“I think while there is the need for the federal government to have other ways of easing the pressure on parents, universities should also learn some lessons on how to diversify so that we can collectively salvage the situation,” he said.

NANS Reacts

When contacted, Alao John, the Southwest Coordinator of the National Association of Nigerian Students (NANS), said that the trend of school fees increment is sad.

“It is a known fact that the economic situation in Nigeria is unfriendly, and students are facing a lot already, yet, their school fees are being hiked.

“A school paying N25,000 increased their school fees to N175,000; where will vulnerable students get this in this bad economy?” he rhetorically questioned.

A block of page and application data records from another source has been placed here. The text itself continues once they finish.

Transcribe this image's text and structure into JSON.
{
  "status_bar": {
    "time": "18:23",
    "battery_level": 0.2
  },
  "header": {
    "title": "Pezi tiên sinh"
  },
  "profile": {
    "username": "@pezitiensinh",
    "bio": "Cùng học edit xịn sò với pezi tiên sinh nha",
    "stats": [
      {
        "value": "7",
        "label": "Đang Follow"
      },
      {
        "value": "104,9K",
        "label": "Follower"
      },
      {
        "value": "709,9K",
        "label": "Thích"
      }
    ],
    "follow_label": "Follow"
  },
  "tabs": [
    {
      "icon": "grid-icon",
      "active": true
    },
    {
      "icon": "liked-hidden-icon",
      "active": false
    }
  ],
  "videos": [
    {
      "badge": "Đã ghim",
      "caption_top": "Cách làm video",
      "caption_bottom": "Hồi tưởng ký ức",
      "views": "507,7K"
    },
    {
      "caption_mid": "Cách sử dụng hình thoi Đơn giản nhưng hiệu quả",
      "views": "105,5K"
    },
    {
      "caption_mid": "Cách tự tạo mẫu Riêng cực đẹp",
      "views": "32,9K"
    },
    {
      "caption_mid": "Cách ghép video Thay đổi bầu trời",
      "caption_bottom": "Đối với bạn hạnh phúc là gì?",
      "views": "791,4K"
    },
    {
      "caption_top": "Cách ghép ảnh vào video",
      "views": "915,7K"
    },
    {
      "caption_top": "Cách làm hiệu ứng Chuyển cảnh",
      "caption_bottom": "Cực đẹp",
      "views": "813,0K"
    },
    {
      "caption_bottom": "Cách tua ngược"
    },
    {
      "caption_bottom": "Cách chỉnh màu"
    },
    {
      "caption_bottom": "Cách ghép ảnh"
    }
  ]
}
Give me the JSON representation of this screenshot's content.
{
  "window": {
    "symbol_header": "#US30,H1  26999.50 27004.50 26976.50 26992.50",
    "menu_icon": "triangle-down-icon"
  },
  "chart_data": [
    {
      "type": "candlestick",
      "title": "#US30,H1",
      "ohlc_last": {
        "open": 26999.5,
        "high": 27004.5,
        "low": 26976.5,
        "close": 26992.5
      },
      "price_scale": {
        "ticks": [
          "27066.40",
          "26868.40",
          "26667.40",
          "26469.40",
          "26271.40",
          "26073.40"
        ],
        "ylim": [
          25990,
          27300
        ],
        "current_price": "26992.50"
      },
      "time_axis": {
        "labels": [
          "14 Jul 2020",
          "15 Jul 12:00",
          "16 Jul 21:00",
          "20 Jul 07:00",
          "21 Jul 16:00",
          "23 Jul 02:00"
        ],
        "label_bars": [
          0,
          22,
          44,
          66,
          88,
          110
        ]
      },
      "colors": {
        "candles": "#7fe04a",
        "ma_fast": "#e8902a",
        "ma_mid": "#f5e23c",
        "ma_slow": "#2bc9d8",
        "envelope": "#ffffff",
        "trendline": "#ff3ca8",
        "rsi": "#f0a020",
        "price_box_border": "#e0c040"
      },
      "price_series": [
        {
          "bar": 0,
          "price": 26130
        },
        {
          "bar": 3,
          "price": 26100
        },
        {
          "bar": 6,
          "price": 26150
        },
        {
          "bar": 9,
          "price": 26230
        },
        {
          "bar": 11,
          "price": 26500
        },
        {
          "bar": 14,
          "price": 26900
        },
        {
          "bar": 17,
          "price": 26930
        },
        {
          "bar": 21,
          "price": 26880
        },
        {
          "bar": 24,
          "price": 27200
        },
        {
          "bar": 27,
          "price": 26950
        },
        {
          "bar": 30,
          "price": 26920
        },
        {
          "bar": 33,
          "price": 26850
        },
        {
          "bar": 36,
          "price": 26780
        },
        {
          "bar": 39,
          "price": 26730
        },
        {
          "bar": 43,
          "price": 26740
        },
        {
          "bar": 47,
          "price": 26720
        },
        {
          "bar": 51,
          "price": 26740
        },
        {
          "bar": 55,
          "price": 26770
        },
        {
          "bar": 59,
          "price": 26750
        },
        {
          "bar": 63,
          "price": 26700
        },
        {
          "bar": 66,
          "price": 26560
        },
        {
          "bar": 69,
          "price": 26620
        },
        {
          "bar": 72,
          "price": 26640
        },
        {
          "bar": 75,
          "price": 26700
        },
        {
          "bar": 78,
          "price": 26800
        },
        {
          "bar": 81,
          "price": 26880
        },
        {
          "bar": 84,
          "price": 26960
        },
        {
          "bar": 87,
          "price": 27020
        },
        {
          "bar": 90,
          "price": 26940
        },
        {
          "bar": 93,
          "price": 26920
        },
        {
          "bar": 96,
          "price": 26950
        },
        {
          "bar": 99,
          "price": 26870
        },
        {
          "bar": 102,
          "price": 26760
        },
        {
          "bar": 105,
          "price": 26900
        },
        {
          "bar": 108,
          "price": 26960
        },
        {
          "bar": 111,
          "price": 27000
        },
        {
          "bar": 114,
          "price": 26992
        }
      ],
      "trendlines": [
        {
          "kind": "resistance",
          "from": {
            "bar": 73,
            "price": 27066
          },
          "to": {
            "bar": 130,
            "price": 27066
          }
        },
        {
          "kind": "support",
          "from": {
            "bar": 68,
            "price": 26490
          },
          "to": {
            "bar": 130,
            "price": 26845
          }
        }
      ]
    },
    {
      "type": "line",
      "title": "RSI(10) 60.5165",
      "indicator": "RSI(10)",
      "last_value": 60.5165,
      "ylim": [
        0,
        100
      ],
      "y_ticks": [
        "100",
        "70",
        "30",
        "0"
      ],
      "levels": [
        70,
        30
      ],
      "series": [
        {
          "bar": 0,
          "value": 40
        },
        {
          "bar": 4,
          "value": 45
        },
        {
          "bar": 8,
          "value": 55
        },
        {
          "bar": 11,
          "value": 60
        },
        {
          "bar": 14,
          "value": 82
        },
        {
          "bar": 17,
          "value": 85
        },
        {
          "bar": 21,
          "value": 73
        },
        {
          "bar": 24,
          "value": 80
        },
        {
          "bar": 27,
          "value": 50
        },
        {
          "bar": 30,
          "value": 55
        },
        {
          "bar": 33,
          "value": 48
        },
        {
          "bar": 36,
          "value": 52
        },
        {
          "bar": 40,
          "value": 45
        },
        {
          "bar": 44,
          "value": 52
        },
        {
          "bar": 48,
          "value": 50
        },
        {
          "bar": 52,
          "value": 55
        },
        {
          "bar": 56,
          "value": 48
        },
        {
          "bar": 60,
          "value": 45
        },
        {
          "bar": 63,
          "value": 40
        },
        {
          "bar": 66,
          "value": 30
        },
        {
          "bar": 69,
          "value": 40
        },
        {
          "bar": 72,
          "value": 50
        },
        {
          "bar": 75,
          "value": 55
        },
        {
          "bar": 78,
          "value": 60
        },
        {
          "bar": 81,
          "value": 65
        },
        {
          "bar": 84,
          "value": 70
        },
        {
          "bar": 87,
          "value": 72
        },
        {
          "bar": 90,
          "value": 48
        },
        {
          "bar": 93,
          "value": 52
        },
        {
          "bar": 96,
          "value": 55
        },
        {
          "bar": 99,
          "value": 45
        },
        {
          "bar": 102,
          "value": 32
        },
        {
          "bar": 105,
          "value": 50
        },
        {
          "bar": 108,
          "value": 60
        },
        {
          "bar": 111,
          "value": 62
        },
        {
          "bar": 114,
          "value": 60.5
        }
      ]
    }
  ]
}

Alao added that NANS will not fold its hands and pretend all is well.

“We will never allow this to stand. We have set up a committee to act on it,” Alao said.

Education Expert Reacts

In his reaction, Dr Ganiu Abisoye Bamgbose, a renowned lecturer at the Department of English Language, Lagos State University (LASU) and Columnist with BusinessDay Newspapers, said that the cause of the increment in school fees of Federal universities can be traced to the need to sustain the universities.

He said that Nigeria is one of the countries with the cheapest education in the world, and since the government subsidises education, the universities receive what is called subvention.

“The universities, too, must be able to generate money for themselves. The need for the university to sustain the internally generated revenue might be responsible for why there’s an increase in the school fees of different federal universities,” Dr Bamgose said.

He added that the increment might have some advantages for quality education because, with the money generated through school fees, institutions can provide essential educational needs, better facilities and newer technology for learning.

“But, for the vulnerable parents and struggling students, the sad situation is that this increment might lead to many students dropping out, which will be an unfortunate experience. We have been experiencing that already.

“We assume that the government should increase the minimum wage as promised. By doing so, the cost of living might become fair again for the general public and make it easy for parents to sponsor their wards conveniently,” he added.

Reacting to the Students’ Loan bill signed to lessen the burden of a hike in tuition fees, Dr GAB opined that students should go ahead and take the loan.

“The only problem would be if you get a job and decide not to pay. But until you get a job, the government, too, will have to bear with you, and the arrangement is that a certain percentage will be withdrawn from your monthly income until you have settled the loan. The government does not expect students to get the money anyway if you haven’t got a job,” he said.

He, however, urged the Nigerian government to provide more job opportunities.

This story is funded by the Centre for Journalism Innovation and Development (CJID) under the Campus Reporter project.

Leave a Reply

Your email address will not be published. Required fields are marked *